** Opening Data to process block **
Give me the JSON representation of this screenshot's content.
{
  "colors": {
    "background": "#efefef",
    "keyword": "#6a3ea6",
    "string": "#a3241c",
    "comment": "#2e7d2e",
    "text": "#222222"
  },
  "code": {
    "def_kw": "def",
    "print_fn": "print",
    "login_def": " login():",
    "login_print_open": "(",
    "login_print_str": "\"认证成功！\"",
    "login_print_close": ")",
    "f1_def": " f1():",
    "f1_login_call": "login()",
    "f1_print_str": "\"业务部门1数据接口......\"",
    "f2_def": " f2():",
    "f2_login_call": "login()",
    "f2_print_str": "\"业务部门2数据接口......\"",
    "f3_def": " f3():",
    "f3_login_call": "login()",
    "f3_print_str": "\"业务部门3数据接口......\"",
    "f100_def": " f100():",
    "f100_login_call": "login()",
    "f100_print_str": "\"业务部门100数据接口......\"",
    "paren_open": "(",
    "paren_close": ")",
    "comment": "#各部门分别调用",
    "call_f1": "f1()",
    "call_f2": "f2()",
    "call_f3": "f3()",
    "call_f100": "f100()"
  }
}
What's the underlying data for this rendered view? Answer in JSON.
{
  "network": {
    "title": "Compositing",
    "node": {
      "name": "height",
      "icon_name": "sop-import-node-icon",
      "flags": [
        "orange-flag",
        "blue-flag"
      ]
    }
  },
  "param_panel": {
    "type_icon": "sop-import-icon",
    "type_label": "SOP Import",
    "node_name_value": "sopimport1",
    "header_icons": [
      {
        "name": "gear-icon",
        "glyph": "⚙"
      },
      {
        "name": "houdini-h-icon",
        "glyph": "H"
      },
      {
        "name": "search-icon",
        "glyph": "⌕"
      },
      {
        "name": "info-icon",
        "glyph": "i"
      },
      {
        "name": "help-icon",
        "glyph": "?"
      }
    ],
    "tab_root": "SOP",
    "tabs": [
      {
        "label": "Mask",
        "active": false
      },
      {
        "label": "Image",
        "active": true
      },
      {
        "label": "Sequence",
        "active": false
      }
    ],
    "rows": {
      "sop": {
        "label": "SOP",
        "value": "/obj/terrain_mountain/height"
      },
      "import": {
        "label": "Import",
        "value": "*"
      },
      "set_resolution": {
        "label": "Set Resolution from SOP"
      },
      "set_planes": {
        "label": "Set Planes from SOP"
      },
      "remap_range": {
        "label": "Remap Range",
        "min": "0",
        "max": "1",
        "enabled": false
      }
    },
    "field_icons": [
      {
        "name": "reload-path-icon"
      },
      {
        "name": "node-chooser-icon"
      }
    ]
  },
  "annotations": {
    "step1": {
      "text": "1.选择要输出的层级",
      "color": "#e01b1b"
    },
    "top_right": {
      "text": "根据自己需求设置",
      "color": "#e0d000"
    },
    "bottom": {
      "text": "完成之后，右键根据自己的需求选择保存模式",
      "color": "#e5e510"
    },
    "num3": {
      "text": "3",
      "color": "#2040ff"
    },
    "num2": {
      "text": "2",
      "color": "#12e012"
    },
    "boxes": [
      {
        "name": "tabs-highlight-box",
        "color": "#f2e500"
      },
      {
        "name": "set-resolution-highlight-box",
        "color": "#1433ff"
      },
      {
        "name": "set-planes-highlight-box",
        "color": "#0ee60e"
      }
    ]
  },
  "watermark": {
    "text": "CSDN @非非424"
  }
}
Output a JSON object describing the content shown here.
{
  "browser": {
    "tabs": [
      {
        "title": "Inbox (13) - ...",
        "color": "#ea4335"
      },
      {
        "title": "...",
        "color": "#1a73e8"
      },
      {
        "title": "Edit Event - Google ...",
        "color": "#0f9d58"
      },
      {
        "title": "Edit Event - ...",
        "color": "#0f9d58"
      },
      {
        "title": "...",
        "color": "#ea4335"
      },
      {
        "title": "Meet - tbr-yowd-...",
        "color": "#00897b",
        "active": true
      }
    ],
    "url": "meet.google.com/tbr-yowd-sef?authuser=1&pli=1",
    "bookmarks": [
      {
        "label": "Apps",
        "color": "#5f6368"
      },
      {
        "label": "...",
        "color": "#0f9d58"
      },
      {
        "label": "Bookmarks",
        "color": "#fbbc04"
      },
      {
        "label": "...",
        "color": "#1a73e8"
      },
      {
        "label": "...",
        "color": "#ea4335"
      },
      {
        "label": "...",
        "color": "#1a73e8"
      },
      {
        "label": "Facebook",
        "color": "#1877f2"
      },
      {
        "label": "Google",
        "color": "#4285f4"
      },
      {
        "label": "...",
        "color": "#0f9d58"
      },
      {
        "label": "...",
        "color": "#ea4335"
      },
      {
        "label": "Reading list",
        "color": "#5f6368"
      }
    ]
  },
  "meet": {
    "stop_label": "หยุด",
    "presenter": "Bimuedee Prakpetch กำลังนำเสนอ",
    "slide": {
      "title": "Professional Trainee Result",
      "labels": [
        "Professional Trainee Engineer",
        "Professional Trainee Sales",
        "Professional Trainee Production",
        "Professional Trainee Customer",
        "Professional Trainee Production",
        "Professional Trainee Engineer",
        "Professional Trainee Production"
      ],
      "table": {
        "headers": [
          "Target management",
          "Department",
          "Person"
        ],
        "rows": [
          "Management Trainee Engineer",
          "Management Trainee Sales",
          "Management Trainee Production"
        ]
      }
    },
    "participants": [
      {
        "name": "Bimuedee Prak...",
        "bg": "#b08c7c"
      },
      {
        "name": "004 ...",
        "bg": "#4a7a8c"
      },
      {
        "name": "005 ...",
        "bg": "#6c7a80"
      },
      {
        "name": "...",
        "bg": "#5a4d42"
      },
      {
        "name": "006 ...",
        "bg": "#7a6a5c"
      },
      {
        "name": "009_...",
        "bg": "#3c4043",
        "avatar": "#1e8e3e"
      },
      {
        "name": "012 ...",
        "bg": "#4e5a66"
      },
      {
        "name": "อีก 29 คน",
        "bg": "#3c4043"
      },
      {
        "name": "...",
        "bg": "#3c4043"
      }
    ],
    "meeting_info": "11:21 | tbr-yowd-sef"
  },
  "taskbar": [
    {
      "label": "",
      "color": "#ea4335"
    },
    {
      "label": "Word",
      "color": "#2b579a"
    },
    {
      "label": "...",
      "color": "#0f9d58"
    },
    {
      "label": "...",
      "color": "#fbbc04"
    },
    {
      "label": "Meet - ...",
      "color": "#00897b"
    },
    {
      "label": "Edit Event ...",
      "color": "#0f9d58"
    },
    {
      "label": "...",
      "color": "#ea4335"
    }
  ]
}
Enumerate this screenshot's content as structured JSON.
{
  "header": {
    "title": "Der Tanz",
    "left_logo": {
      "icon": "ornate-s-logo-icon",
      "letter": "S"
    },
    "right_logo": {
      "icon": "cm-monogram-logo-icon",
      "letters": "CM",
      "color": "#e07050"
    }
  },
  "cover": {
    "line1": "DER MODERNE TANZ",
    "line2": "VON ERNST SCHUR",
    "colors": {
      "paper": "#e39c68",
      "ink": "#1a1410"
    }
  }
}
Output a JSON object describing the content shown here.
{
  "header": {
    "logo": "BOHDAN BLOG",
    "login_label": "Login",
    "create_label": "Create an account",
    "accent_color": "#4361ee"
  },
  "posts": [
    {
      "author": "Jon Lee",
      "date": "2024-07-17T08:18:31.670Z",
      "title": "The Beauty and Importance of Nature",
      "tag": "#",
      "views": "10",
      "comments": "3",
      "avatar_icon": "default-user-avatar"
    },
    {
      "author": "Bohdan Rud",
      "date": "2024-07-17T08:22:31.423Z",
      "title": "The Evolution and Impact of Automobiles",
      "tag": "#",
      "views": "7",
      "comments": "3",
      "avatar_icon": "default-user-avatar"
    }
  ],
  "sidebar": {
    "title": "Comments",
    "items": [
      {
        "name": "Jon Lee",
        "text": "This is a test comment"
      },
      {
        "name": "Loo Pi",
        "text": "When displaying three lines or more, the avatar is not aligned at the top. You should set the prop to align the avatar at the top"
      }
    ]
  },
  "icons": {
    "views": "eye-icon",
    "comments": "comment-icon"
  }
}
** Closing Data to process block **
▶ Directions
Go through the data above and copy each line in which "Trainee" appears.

▶ Exercise solution
      "title": "Professional Trainee Result",
        "Professional Trainee Engineer",
        "Professional Trainee Sales",
        "Professional Trainee Production",
        "Professional Trainee Customer",
        "Professional Trainee Production",
        "Professional Trainee Engineer",
        "Professional Trainee Production"
          "Management Trainee Engineer",
          "Management Trainee Sales",
          "Management Trainee Production"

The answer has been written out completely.